There are two techniques which can be of aid when you must learn long lists of information. The first is called CHUNKING and refers to breaking the list up into related groups of information. To chunk effectively, make sure that each group contains only those items which have something in common. When you cannot chunk information or you need to recall a list in a specific order, you might want to use a word or sentence MNEMONIC. A memorable word can often be created by using first letters of the terms you have to know. The word HOMES, for example, can help you remember the first letters of each of the great lakes: Huron, Ontario, Michigan, Erie, Superior. Where a word cannot be made, the first letters might be used as the first letters of words in a sentence. For example, if you needed to remember the order of the first nine planets of our solar system you might develop this sentence using the first letter of each planet as you move from the sun outward: My Very Earthly Mother Just Served Us Nine Pizzas. The M in My is for Mercury, the V in Very represents Venus, the E in Earthly- Earth, the M in Mother - Mars, the J in Just - Jupiter, the S in Served - Saturn, the U in Us -Uranus, the N in Nine -Neptune, and the P in Pizzas -Pluto. Another very helpful method of preparing for exams is to PREDICT TEST QUESTIONS. The special advantage of this study method is that it requires you to consider what you are learning from your instructor's point of view. In fact, the actual success of your predictions is not nearly so important as the processing you must do to develop the questions. In courses where you can expect computations on the exam, it is important that you prepare through PRACTICE. You can do this by reworking any homework problems that you missed, by working additional problems that were not originally assigned, or by working problems on old exams. Tests involving computations usually adhere to a strict time limit, so you should emphasize speed as well as accuracy when you practice.

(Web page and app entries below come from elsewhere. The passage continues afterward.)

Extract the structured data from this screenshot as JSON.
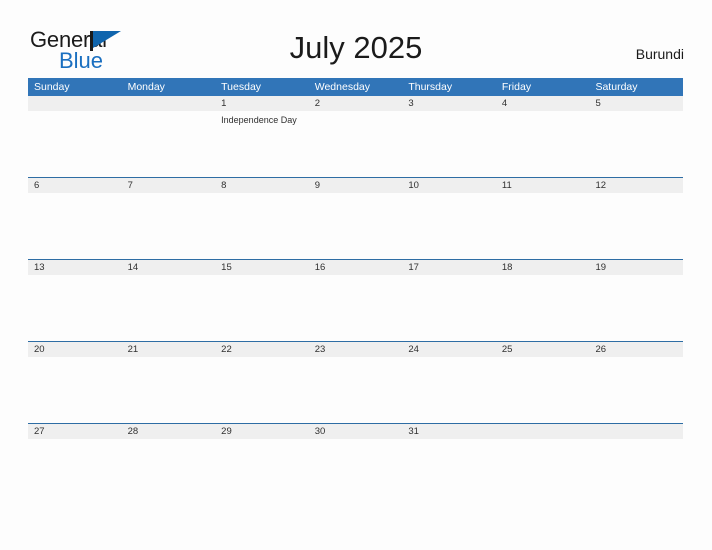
{
  "brand": {
    "name_part1": "General",
    "name_part2": "Blue",
    "flag_icon": "flag-icon"
  },
  "header": {
    "title": "July 2025",
    "country": "Burundi"
  },
  "calendar": {
    "weekdays": [
      "Sunday",
      "Monday",
      "Tuesday",
      "Wednesday",
      "Thursday",
      "Friday",
      "Saturday"
    ],
    "colors": {
      "header_blue": "#3175b8",
      "row_divider_blue": "#2e6da4",
      "number_band_gray": "#efefef",
      "text_dark": "#303030",
      "brand_blue": "#1a6fc0"
    },
    "weeks": [
      {
        "days": [
          {
            "num": "",
            "events": []
          },
          {
            "num": "",
            "events": []
          },
          {
            "num": "1",
            "events": [
              "Independence Day"
            ]
          },
          {
            "num": "2",
            "events": []
          },
          {
            "num": "3",
            "events": []
          },
          {
            "num": "4",
            "events": []
          },
          {
            "num": "5",
            "events": []
          }
        ]
      },
      {
        "days": [
          {
            "num": "6",
            "events": []
          },
          {
            "num": "7",
            "events": []
          },
          {
            "num": "8",
            "events": []
          },
          {
            "num": "9",
            "events": []
          },
          {
            "num": "10",
            "events": []
          },
          {
            "num": "11",
            "events": []
          },
          {
            "num": "12",
            "events": []
          }
        ]
      },
      {
        "days": [
          {
            "num": "13",
            "events": []
          },
          {
            "num": "14",
            "events": []
          },
          {
            "num": "15",
            "events": []
          },
          {
            "num": "16",
            "events": []
          },
          {
            "num": "17",
            "events": []
          },
          {
            "num": "18",
            "events": []
          },
          {
            "num": "19",
            "events": []
          }
        ]
      },
      {
        "days": [
          {
            "num": "20",
            "events": []
          },
          {
            "num": "21",
            "events": []
          },
          {
            "num": "22",
            "events": []
          },
          {
            "num": "23",
            "events": []
          },
          {
            "num": "24",
            "events": []
          },
          {
            "num": "25",
            "events": []
          },
          {
            "num": "26",
            "events": []
          }
        ]
      },
      {
        "days": [
          {
            "num": "27",
            "events": []
          },
          {
            "num": "28",
            "events": []
          },
          {
            "num": "29",
            "events": []
          },
          {
            "num": "30",
            "events": []
          },
          {
            "num": "31",
            "events": []
          },
          {
            "num": "",
            "events": []
          },
          {
            "num": "",
            "events": []
          }
        ]
      }
    ]
  }
}
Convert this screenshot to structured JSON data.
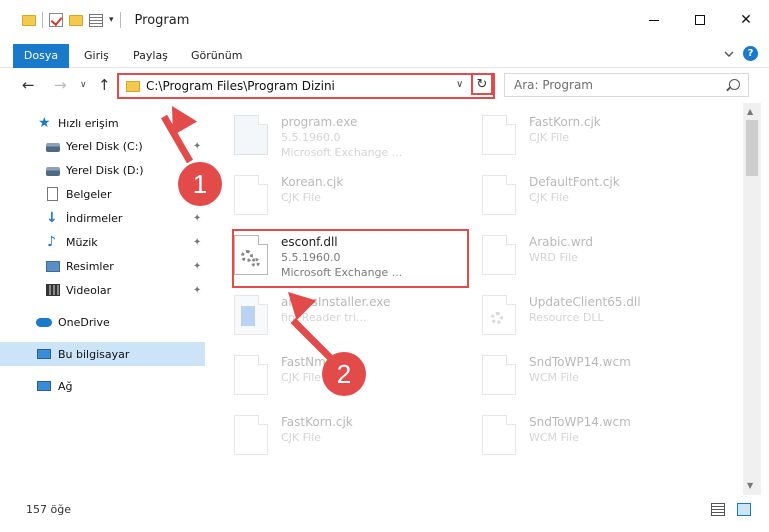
{
  "window": {
    "title": "Program",
    "minimize": "—",
    "close": "✕"
  },
  "ribbon": {
    "tabs": [
      "Dosya",
      "Giriş",
      "Paylaş",
      "Görünüm"
    ],
    "help": "?"
  },
  "nav": {
    "back": "←",
    "forward": "→",
    "recent": "∨",
    "up": "↑",
    "address": "C:\\Program Files\\Program Dizini",
    "address_dropdown": "∨",
    "refresh": "↻",
    "search_placeholder": "Ara: Program"
  },
  "sidebar": {
    "items": [
      {
        "label": "Hızlı erişim",
        "icon": "star-icon",
        "pinned": false
      },
      {
        "label": "Yerel Disk (C:)",
        "icon": "drive-icon",
        "pinned": true
      },
      {
        "label": "Yerel Disk (D:)",
        "icon": "drive-icon",
        "pinned": false
      },
      {
        "label": "Belgeler",
        "icon": "document-icon",
        "pinned": false
      },
      {
        "label": "İndirmeler",
        "icon": "download-icon",
        "pinned": true
      },
      {
        "label": "Müzik",
        "icon": "music-icon",
        "pinned": true
      },
      {
        "label": "Resimler",
        "icon": "pictures-icon",
        "pinned": true
      },
      {
        "label": "Videolar",
        "icon": "video-icon",
        "pinned": true
      },
      {
        "label": "OneDrive",
        "icon": "cloud-icon",
        "pinned": false
      },
      {
        "label": "Bu bilgisayar",
        "icon": "computer-icon",
        "pinned": false
      },
      {
        "label": "Ağ",
        "icon": "network-icon",
        "pinned": false
      }
    ],
    "pin_glyph": "📌"
  },
  "files": [
    {
      "name": "program.exe",
      "type": "5.5.1960.0",
      "desc": "Microsoft Exchange ..."
    },
    {
      "name": "FastKorn.cjk",
      "type": "CJK File",
      "desc": ""
    },
    {
      "name": "Korean.cjk",
      "type": "CJK File",
      "desc": ""
    },
    {
      "name": "DefaultFont.cjk",
      "type": "CJK File",
      "desc": ""
    },
    {
      "name": "esconf.dll",
      "type": "5.5.1960.0",
      "desc": "Microsoft Exchange ..."
    },
    {
      "name": "Arabic.wrd",
      "type": "WRD File",
      "desc": ""
    },
    {
      "name": "ammsInstaller.exe",
      "type": "fineReader tri...",
      "desc": ""
    },
    {
      "name": "UpdateClient65.dll",
      "type": "Resource DLL",
      "desc": ""
    },
    {
      "name": "FastNm",
      "type": "CJK File",
      "desc": ""
    },
    {
      "name": "SndToWP14.wcm",
      "type": "WCM File",
      "desc": ""
    },
    {
      "name": "FastKorn.cjk",
      "type": "CJK File",
      "desc": ""
    },
    {
      "name": "SndToWP14.wcm",
      "type": "WCM File",
      "desc": ""
    }
  ],
  "annotations": {
    "step1": "1",
    "step2": "2",
    "color": "#e34b4b"
  },
  "status": {
    "count": "157 öğe"
  },
  "colors": {
    "accent": "#1979ca",
    "selection": "#cce4f7"
  }
}
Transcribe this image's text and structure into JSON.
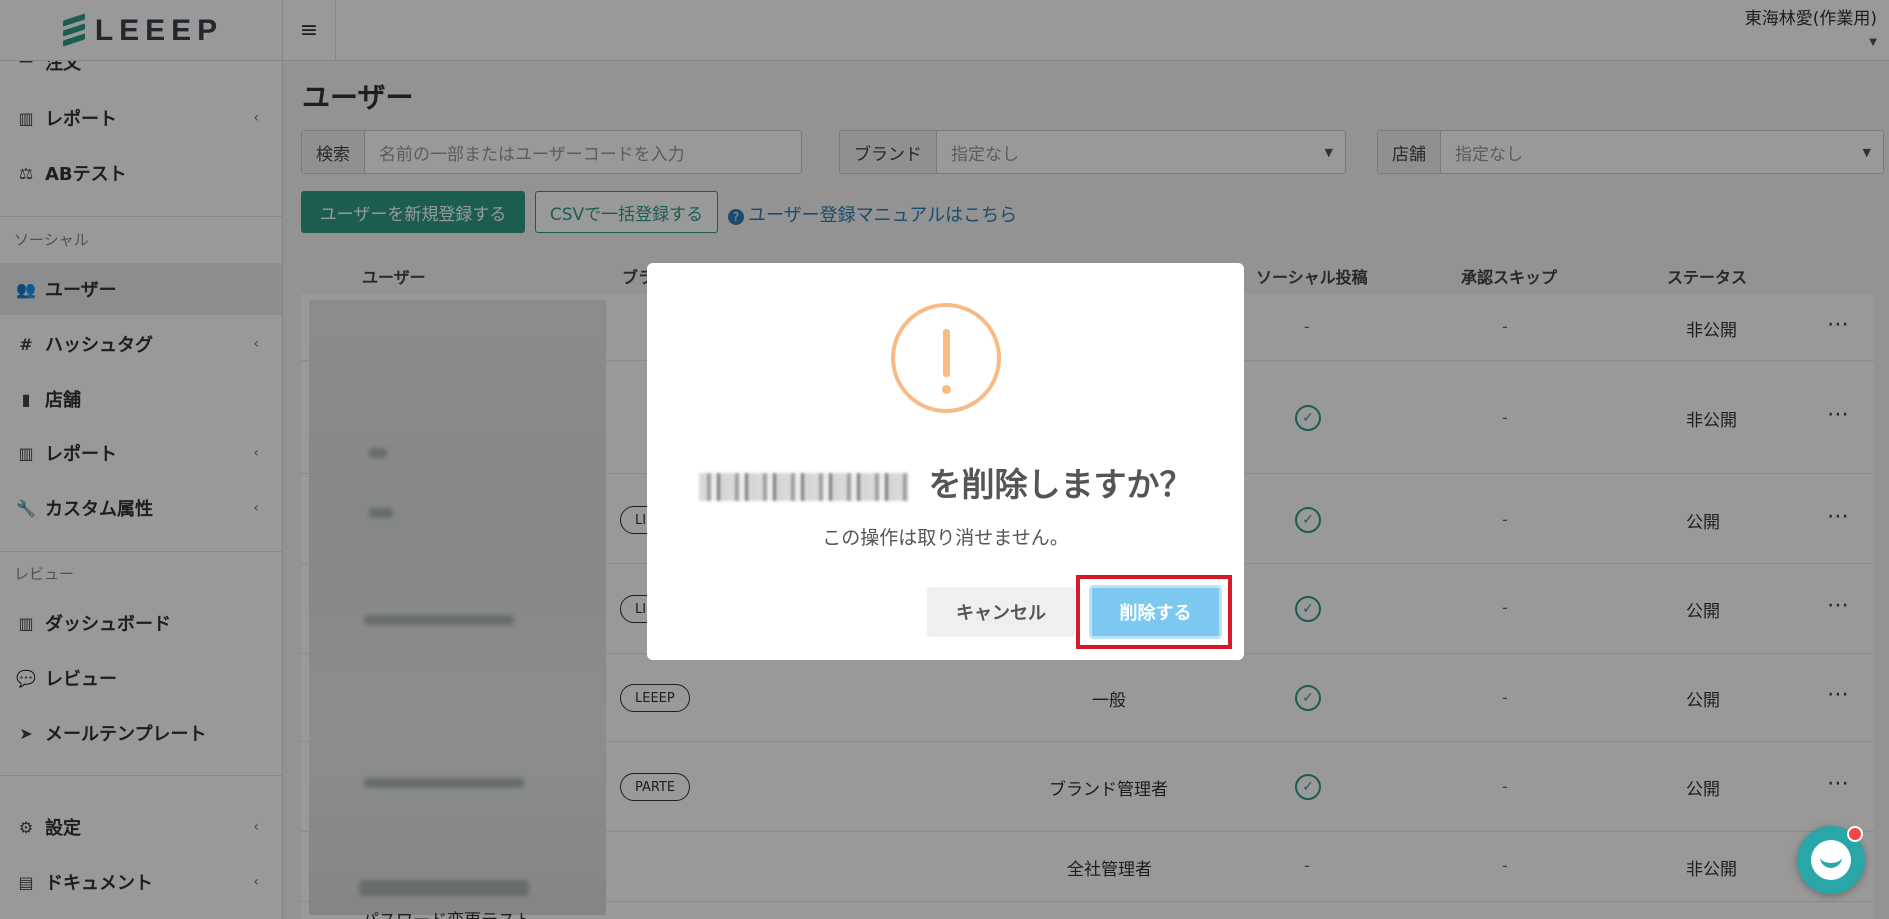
{
  "header": {
    "logo_text": "LEEEP",
    "user_name": "東海林愛(作業用)"
  },
  "sidebar": {
    "items": [
      {
        "label": "注文",
        "icon": "cart-icon"
      },
      {
        "label": "レポート",
        "icon": "chart-bar-icon"
      },
      {
        "label": "ABテスト",
        "icon": "balance-scale-icon"
      },
      {
        "label": "ユーザー",
        "icon": "users-icon"
      },
      {
        "label": "ハッシュタグ",
        "icon": "hashtag-icon"
      },
      {
        "label": "店舗",
        "icon": "building-icon"
      },
      {
        "label": "レポート",
        "icon": "chart-bar-icon"
      },
      {
        "label": "カスタム属性",
        "icon": "wrench-icon"
      },
      {
        "label": "ダッシュボード",
        "icon": "chart-bar-icon"
      },
      {
        "label": "レビュー",
        "icon": "comments-icon"
      },
      {
        "label": "メールテンプレート",
        "icon": "paper-plane-icon"
      },
      {
        "label": "設定",
        "icon": "gear-icon"
      },
      {
        "label": "ドキュメント",
        "icon": "document-icon"
      }
    ],
    "sections": {
      "social": "ソーシャル",
      "review": "レビュー"
    }
  },
  "main": {
    "title": "ユーザー",
    "filters": {
      "search_label": "検索",
      "search_placeholder": "名前の一部またはユーザーコードを入力",
      "brand_label": "ブランド",
      "brand_value": "指定なし",
      "store_label": "店舗",
      "store_value": "指定なし"
    },
    "actions": {
      "new_user": "ユーザーを新規登録する",
      "csv_import": "CSVで一括登録する",
      "manual_link": "ユーザー登録マニュアルはこちら"
    },
    "table": {
      "headers": [
        "ユーザー",
        "ブラ",
        "ソーシャル投稿",
        "承認スキップ",
        "ステータス"
      ],
      "rows": [
        {
          "brand": "",
          "role": "",
          "social": "-",
          "skip": "-",
          "status": "非公開"
        },
        {
          "brand": "",
          "role": "",
          "social": "check",
          "skip": "-",
          "status": "非公開"
        },
        {
          "brand": "LI",
          "role": "",
          "social": "check",
          "skip": "-",
          "status": "公開"
        },
        {
          "brand": "LI",
          "role": "",
          "social": "check",
          "skip": "-",
          "status": "公開"
        },
        {
          "brand": "LEEEP",
          "role": "一般",
          "social": "check",
          "skip": "-",
          "status": "公開"
        },
        {
          "brand": "PARTE",
          "role": "ブランド管理者",
          "social": "check",
          "skip": "-",
          "status": "公開"
        },
        {
          "brand": "",
          "role": "全社管理者",
          "social": "-",
          "skip": "-",
          "status": "非公開"
        }
      ],
      "bottom_partial": "パスワード変更テスト"
    }
  },
  "modal": {
    "title_suffix": "を削除しますか？",
    "subtitle": "この操作は取り消せません。",
    "cancel_label": "キャンセル",
    "delete_label": "削除する"
  },
  "colors": {
    "brand_green": "#2e9b86",
    "warning": "#f8bb86",
    "delete_button": "#7cc8f0",
    "highlight": "#d71a28"
  }
}
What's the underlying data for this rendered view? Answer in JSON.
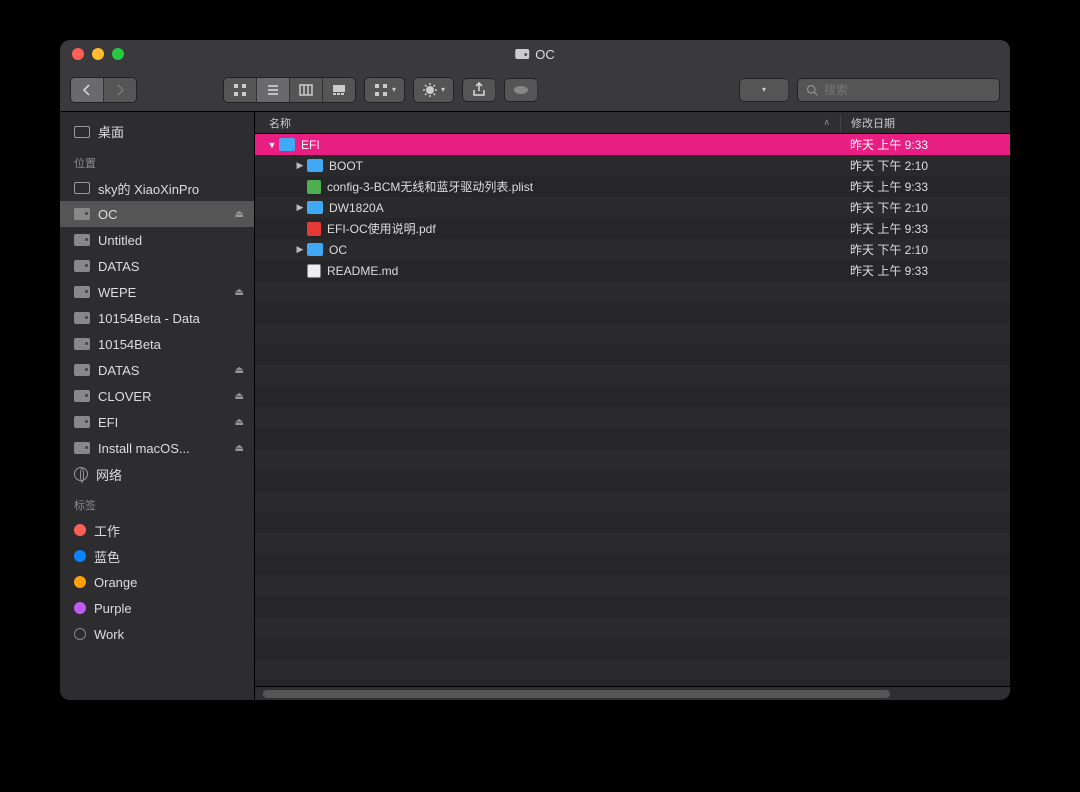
{
  "window_title": "OC",
  "search": {
    "placeholder": "搜索"
  },
  "toolbar": {
    "back": "‹",
    "forward": "›"
  },
  "sidebar": {
    "favorites_top": {
      "label": "桌面"
    },
    "locations_heading": "位置",
    "items": [
      {
        "label": "sky的 XiaoXinPro",
        "kind": "desktop",
        "eject": false
      },
      {
        "label": "OC",
        "kind": "drive",
        "eject": true,
        "selected": true
      },
      {
        "label": "Untitled",
        "kind": "drive",
        "eject": false
      },
      {
        "label": "DATAS",
        "kind": "drive",
        "eject": false
      },
      {
        "label": "WEPE",
        "kind": "drive",
        "eject": true
      },
      {
        "label": "10154Beta - Data",
        "kind": "drive",
        "eject": false
      },
      {
        "label": "10154Beta",
        "kind": "drive",
        "eject": false
      },
      {
        "label": "DATAS",
        "kind": "drive",
        "eject": true
      },
      {
        "label": "CLOVER",
        "kind": "drive",
        "eject": true
      },
      {
        "label": "EFI",
        "kind": "drive",
        "eject": true
      },
      {
        "label": "Install macOS...",
        "kind": "drive",
        "eject": true
      },
      {
        "label": "网络",
        "kind": "globe",
        "eject": false
      }
    ],
    "tags_heading": "标签",
    "tags": [
      {
        "label": "工作",
        "color": "#ff5f57"
      },
      {
        "label": "蓝色",
        "color": "#0a84ff"
      },
      {
        "label": "Orange",
        "color": "#ff9f0a"
      },
      {
        "label": "Purple",
        "color": "#bf5af2"
      },
      {
        "label": "Work",
        "color": ""
      }
    ]
  },
  "columns": {
    "name": "名称",
    "date": "修改日期"
  },
  "rows": [
    {
      "depth": 0,
      "disclosure": "▼",
      "icon": "folder",
      "name": "EFI",
      "date": "昨天 上午 9:33",
      "selected": true
    },
    {
      "depth": 1,
      "disclosure": "▶",
      "icon": "folder",
      "name": "BOOT",
      "date": "昨天 下午 2:10"
    },
    {
      "depth": 1,
      "disclosure": "",
      "icon": "plist",
      "name": "config-3-BCM无线和蓝牙驱动列表.plist",
      "date": "昨天 上午 9:33"
    },
    {
      "depth": 1,
      "disclosure": "▶",
      "icon": "folder",
      "name": "DW1820A",
      "date": "昨天 下午 2:10"
    },
    {
      "depth": 1,
      "disclosure": "",
      "icon": "pdf",
      "name": "EFI-OC使用说明.pdf",
      "date": "昨天 上午 9:33"
    },
    {
      "depth": 1,
      "disclosure": "▶",
      "icon": "folder",
      "name": "OC",
      "date": "昨天 下午 2:10"
    },
    {
      "depth": 1,
      "disclosure": "",
      "icon": "md",
      "name": "README.md",
      "date": "昨天 上午 9:33"
    }
  ]
}
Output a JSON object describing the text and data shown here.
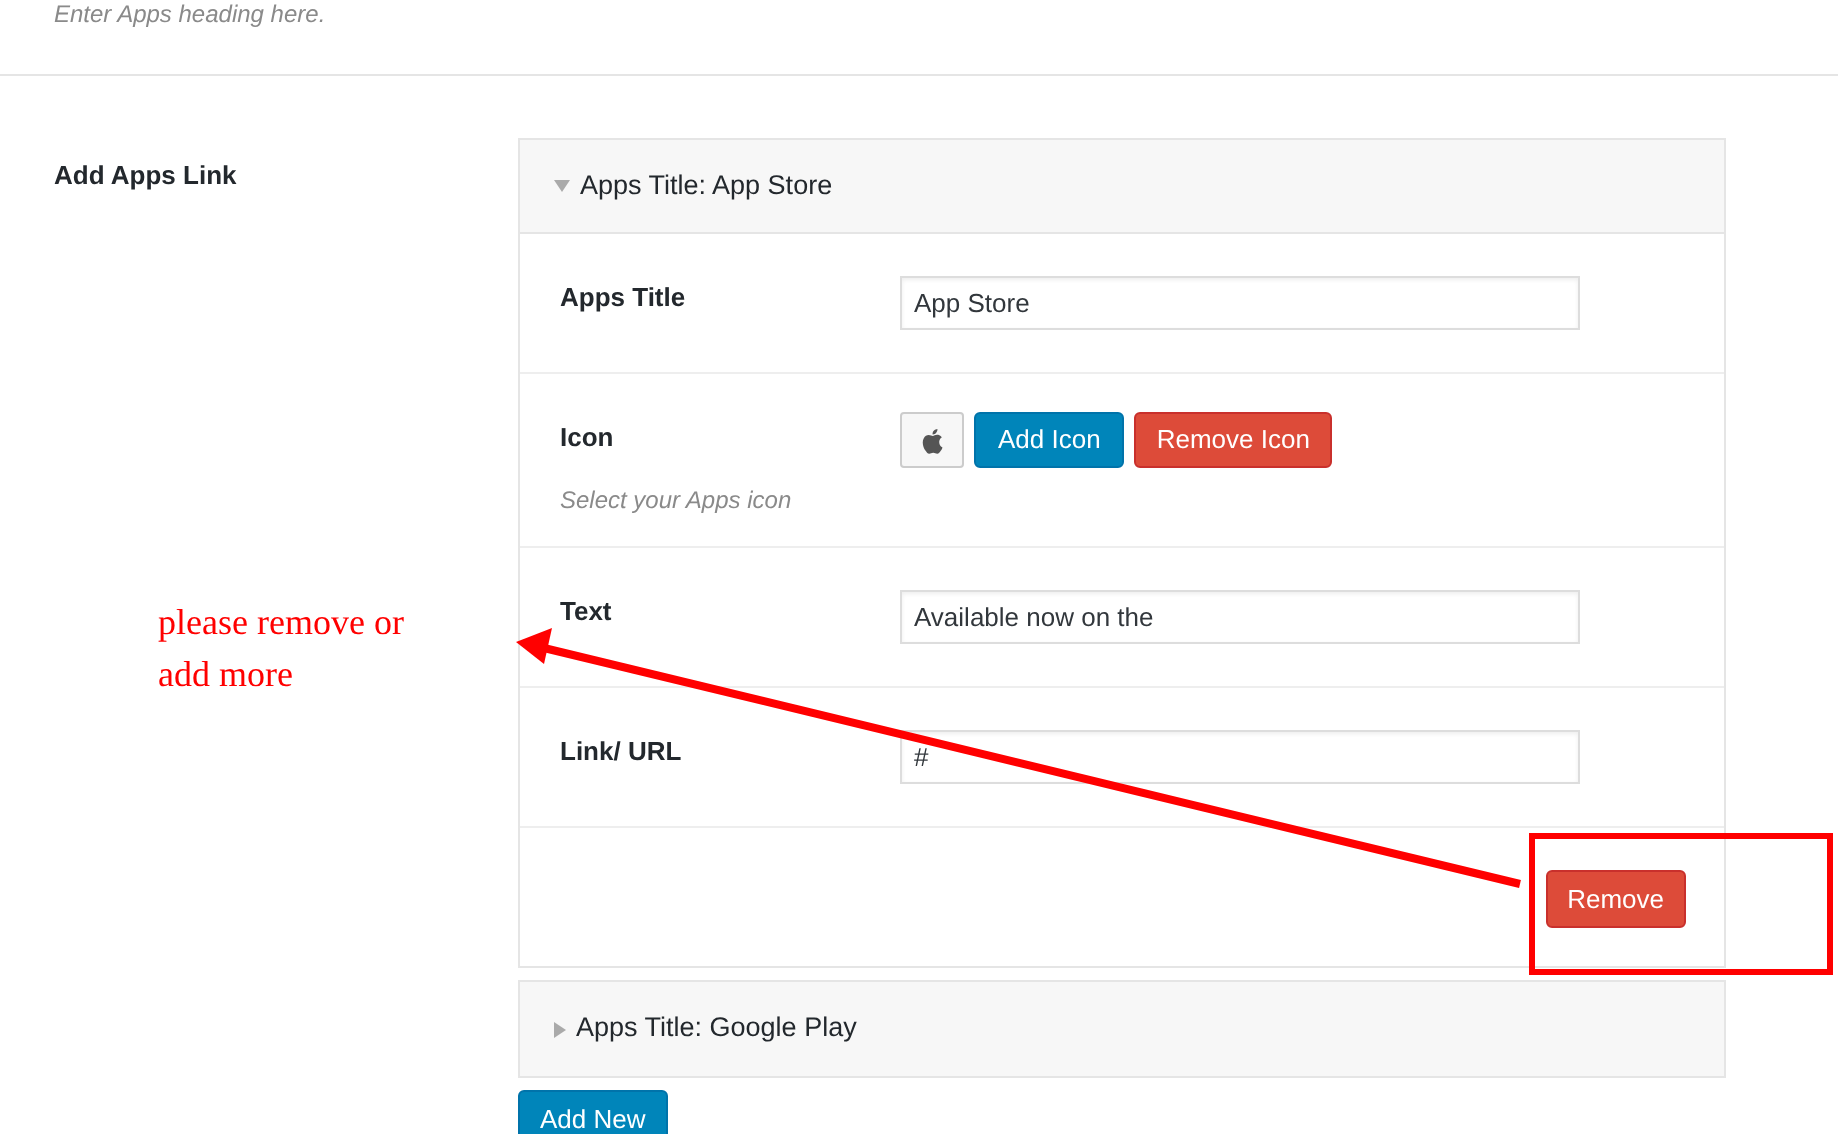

An often overlooked source of aid in preparing for exams are the CLUES PROVIDED BY YOUR INSTRUCTORS. Instructors are frequently more helpful in pointing out what will be emphasized than they are given credit for. If you are serious about your studies, you should always be willing to take the initiative to find out as much as possible about the exam. At worst, your instructor will only decline to answer some of your questions. Chances are, however, that you'll receive useful advice.

Finally, should you cram for an exam? You should do so only as a last resort, remembering that if you need to cram it is too late to learn everything! Instead, be selective. CRAMMING leaves little time to process ideas in depth so focus mainly on basic concepts, terminology, or lists that can be memorized. And, because time is very short, study first those ideas which you strongly expect to be covered on the exam. In addition, having a GOOD NIGHT'S SLEEP and PROPER FOOD is an advantage in the recall of information.

Adapted from Penn State University